▸ **Exercise objective**: What is needed is each line of the data below that holds the string "title".

----------------

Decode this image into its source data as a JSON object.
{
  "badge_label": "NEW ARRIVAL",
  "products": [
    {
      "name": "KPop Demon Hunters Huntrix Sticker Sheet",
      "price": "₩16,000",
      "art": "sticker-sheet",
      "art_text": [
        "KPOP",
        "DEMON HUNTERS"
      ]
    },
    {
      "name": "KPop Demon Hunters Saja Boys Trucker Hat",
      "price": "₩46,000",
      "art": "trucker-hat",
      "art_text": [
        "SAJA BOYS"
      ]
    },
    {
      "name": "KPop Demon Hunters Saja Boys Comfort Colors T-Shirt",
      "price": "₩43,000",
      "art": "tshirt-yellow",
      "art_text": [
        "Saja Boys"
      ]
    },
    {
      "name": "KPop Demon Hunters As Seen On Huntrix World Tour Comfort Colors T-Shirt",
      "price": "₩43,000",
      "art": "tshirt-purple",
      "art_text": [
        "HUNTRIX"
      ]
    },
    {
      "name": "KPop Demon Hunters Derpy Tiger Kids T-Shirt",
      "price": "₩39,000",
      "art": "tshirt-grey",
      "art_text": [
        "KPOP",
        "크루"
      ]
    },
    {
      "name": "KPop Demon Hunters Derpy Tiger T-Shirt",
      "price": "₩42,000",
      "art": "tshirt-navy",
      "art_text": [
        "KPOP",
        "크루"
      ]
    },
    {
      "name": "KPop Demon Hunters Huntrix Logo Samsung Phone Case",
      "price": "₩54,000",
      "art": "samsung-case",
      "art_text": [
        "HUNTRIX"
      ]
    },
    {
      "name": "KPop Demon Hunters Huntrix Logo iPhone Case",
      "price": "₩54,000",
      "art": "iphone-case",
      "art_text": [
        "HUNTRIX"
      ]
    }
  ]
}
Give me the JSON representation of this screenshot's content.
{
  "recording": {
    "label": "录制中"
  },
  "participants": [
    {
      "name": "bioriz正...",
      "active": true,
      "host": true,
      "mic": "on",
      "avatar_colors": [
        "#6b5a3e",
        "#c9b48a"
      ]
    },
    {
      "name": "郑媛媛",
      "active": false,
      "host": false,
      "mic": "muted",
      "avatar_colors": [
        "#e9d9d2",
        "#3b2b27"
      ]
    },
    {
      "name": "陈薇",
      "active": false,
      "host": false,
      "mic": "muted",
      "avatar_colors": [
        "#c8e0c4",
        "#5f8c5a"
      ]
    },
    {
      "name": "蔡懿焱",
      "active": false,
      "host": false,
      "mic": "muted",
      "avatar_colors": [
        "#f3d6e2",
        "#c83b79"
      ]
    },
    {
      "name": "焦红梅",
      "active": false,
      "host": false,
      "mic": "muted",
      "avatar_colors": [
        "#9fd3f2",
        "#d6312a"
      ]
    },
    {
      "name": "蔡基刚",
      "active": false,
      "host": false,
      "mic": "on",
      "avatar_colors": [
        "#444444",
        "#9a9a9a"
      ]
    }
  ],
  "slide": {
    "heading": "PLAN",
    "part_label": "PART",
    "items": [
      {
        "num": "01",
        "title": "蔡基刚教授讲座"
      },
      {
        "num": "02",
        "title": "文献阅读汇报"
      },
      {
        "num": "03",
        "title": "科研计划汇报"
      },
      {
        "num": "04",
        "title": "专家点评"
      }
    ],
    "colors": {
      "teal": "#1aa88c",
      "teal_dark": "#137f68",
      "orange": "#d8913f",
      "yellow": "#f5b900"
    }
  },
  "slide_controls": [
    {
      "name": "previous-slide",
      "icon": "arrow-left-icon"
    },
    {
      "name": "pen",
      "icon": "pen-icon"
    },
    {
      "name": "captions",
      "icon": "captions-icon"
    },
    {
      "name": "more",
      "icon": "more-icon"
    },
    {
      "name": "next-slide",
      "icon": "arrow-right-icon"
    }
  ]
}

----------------

▸ **Response area**:
        "title": "蔡基刚教授讲座"
        "title": "文献阅读汇报"
        "title": "科研计划汇报"
        "title": "专家点评"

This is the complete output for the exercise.